He was a constant piece during an era when the franchise was constantly trying to rebuild. He went through multiple quarterback changes, but still found a way to finish in the top 10 for receiving touchdowns eight times.
Carmichael was a four-time Pro Bowl selection and led the league in receptions and receiving yards in 1973.
In 1980, he led Eagles receivers in receptions (48), yards (859) and touchdowns (nine) as the Eagles made their first trip to the Super Bowl.
The 6'8" receiver was a prime target in the redzone, but was also a powerful runner in the open field.
He ranks 21st in career touchdown receptions.
Wilbert Montgomery is best known for his 42-yard touchdown run against the Dallas Cowboys in the 1980 NFC Championship.
The run gave Philadelphia a 7-0 lead en route to a 20-7 win.
Montgomery was the most important player on the offensive side of the ball through the late '70s and early '80s
He is the all-time leading rusher in Eagles history with 6,538 yards and led the NFL in all-purpose yards in 1979 with 2,006.
Stephen Dunn/Getty Images
Randall Cunningham never led the NFL in any major passing category, and yet, he changed the way quarterbacks played the game.
Sure, Fran Tarkenton was elusive, John Elway could take off and run and Steve Young was dangerous in the open field.
There was no one who could move like Cunningham and make the improbable look routine on a weekly basis. He had an ability to escape defensive linemen baring down on him and to buckle defensive backs knees in the open field.
His playmaking ability caused teams to use a spy in order to keep Cunningham in check. It didn't work well, as he eventually became the leading rusher among NFL quarterbacks with 4,928 yards.
The record has since fallen to Michael Vick this season.
But if Cunningham didn't dominate the NFL during the late 80s, would teams look for athletic quarterbacks like Vick to lead their team?
Sometimes, stats need to take a back seat, and the evaluation needs to rest solely on a player's ability to influence the way future generations would play the game.
Al Wistert was an eight-time All-Pro selection in nine seasons with the Eagles. He played on both sides of the ball and was a captain from 1946-1950. The dates are of significance because the Eagles won consecutive titles in 1948 and 1949.
In 1948, the Eagles won their first championship with a 7-0 blanking of the Chicago Cardinals. Wistert and the Birds followed up that championship with another one in 1949. This time, they shut out the Los Angeles Rams 14-0.
No other team in NFL history has ever recorded back-to-back shutouts in championship games.
There are no stats to bolster his status other than his All-Pro selections. But shouldn't we value those? He was recognized as one of the best players in the league by those who covered the NFL during the time he played.
Why can't we buy into their credibility and get this guy into Canton?
Andy Lyons/Getty Images
This might not be a tough sell in terms of convincing you he is a Hall of Famer. The problem here is many will not consider him an Eagle in any capacity.
Let's get that out of the way now.
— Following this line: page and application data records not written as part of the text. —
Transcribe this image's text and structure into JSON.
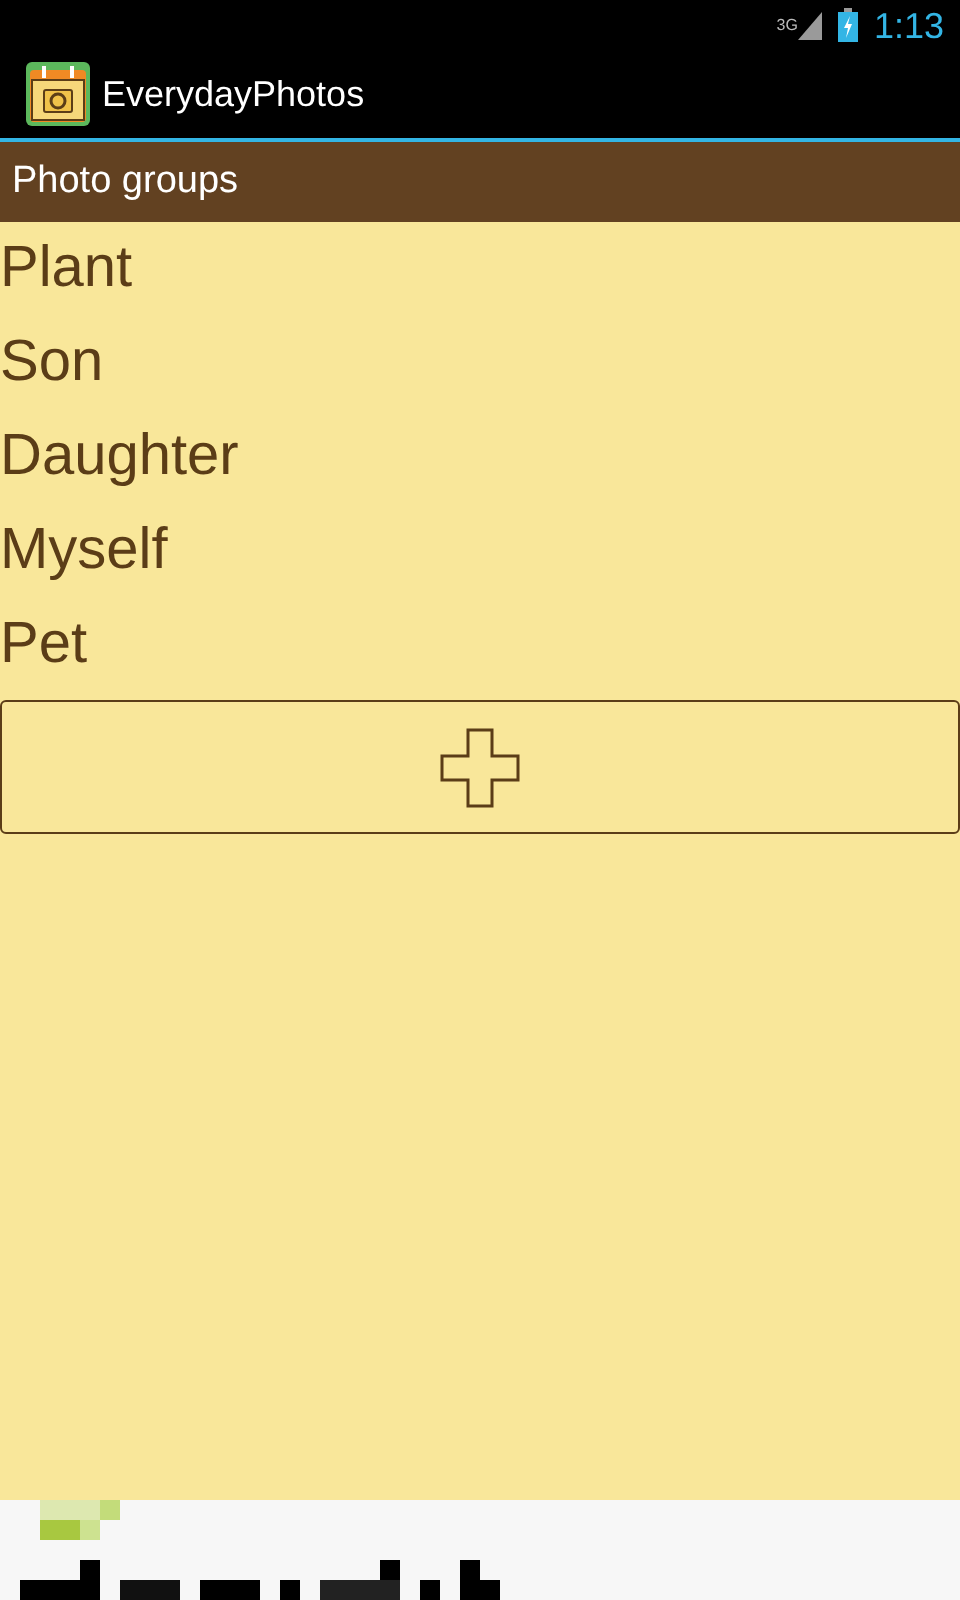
{
  "status_bar": {
    "network": "3G",
    "time": "1:13"
  },
  "action_bar": {
    "title": "EverydayPhotos"
  },
  "section_header": {
    "title": "Photo groups"
  },
  "groups": [
    {
      "label": "Plant"
    },
    {
      "label": "Son"
    },
    {
      "label": "Daughter"
    },
    {
      "label": "Myself"
    },
    {
      "label": "Pet"
    }
  ]
}
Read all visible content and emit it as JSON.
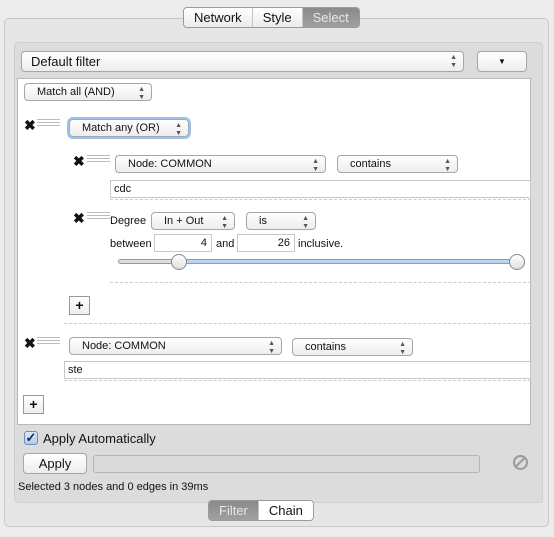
{
  "top_tabs": [
    {
      "label": "Network",
      "selected": false
    },
    {
      "label": "Style",
      "selected": false
    },
    {
      "label": "Select",
      "selected": true
    }
  ],
  "filter_select": {
    "value": "Default filter",
    "menu_icon": "triangle-down-icon"
  },
  "root": {
    "match": "Match all (AND)"
  },
  "group": {
    "match": "Match any (OR)",
    "condition1": {
      "column": "Node: COMMON",
      "operator": "contains",
      "value": "cdc"
    },
    "condition2": {
      "label": "Degree",
      "direction": "In + Out",
      "operator": "is",
      "between_label": "between",
      "min": "4",
      "and_label": "and",
      "max": "26",
      "inclusive_label": "inclusive.",
      "slider": {
        "range_min": 4,
        "range_max": 26,
        "low": 4,
        "high": 26
      }
    }
  },
  "condition3": {
    "column": "Node: COMMON",
    "operator": "contains",
    "value": "ste"
  },
  "add_label": "+",
  "apply_automatically": {
    "label": "Apply Automatically",
    "checked": true
  },
  "apply_button": "Apply",
  "progress": 0,
  "status": "Selected 3 nodes and 0 edges in 39ms",
  "bottom_tabs": [
    {
      "label": "Filter",
      "selected": true
    },
    {
      "label": "Chain",
      "selected": false
    }
  ],
  "colors": {
    "accent": "#5b8fd6",
    "slider_fill": "#b9d3f2"
  }
}
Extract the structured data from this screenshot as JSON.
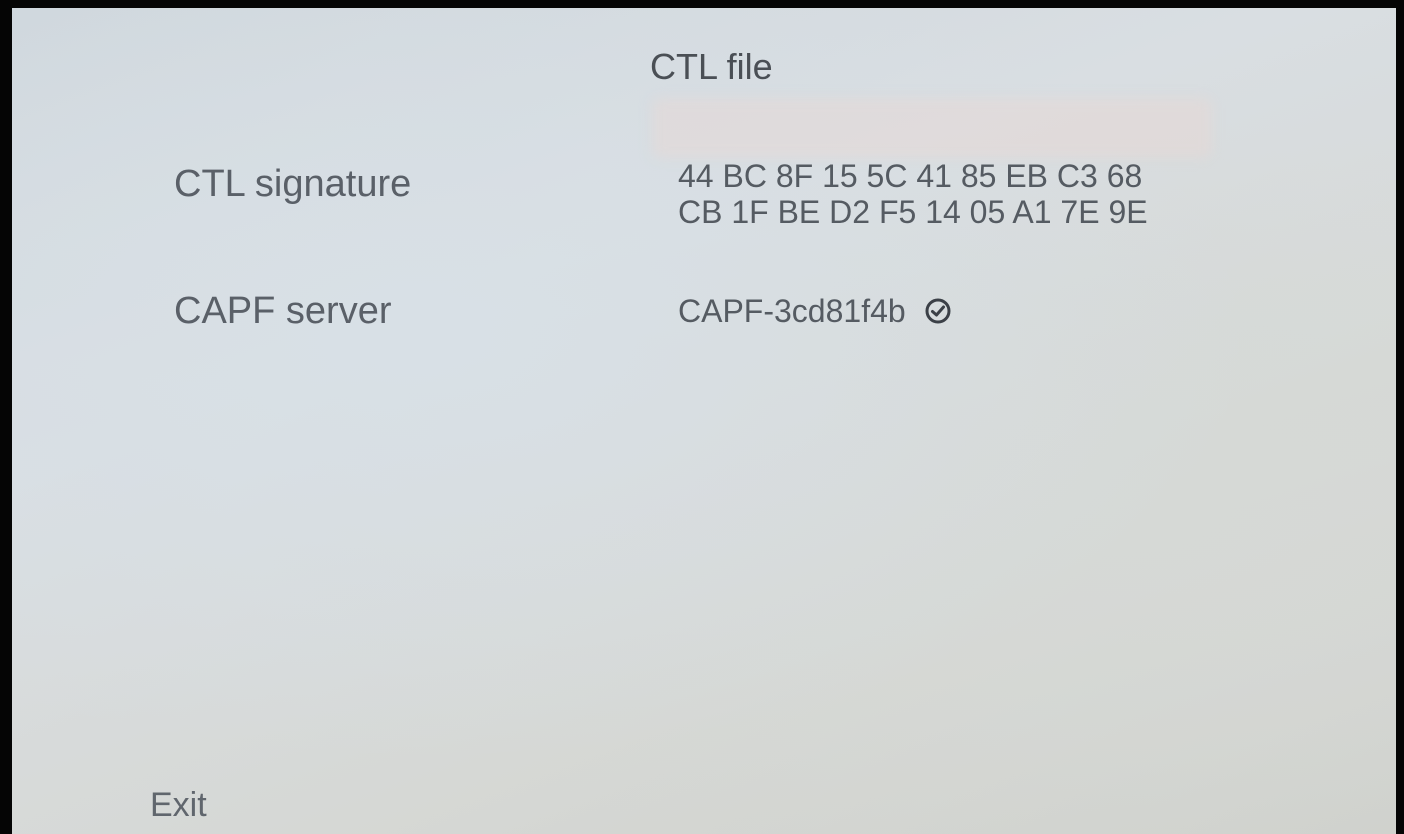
{
  "header": {
    "title": "CTL file"
  },
  "fields": {
    "ctl_signature": {
      "label": "CTL signature",
      "value_line1": "44 BC 8F 15 5C 41 85 EB C3 68",
      "value_line2": "CB 1F BE D2 F5 14 05 A1 7E 9E"
    },
    "capf_server": {
      "label": "CAPF server",
      "value": "CAPF-3cd81f4b",
      "status_icon": "check-circle-icon"
    }
  },
  "footer": {
    "exit_label": "Exit"
  }
}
Brian Mitchell is a Redskin. He did, however, have three great years in Philadelphia. During his limited time in Philly, he returned four kicks for touchdowns, which is a decent total considering he had nine in Washington.
He set the record for kick and punt returns for touchdowns as an Eagle, with the last coming on Monday Night Football against the San Francisco 49ers in 2002.
I mention the date because it marked the 13th year of Mitchell's prolific career, and it also says something about the way Mitchell approached his return duties.
He didn't rely on speed or making people miss. He was a return man who went straight ahead and either hit the hole or ran through defenders. No one will mistake him for Devin Hester, but he could certainly double as a fullback with his pure size and strength.
Mitchell has 13 non-offensive touchdowns, which ranks fourth in NFL history, and his 23,316 all-purpose yards are second in NFL history. He also led the NFL three different times in all-purpose yards, which is eclipsed only by Hall of Famer Jim Brown, who pulled off the feat five times.
At some point, he will get in.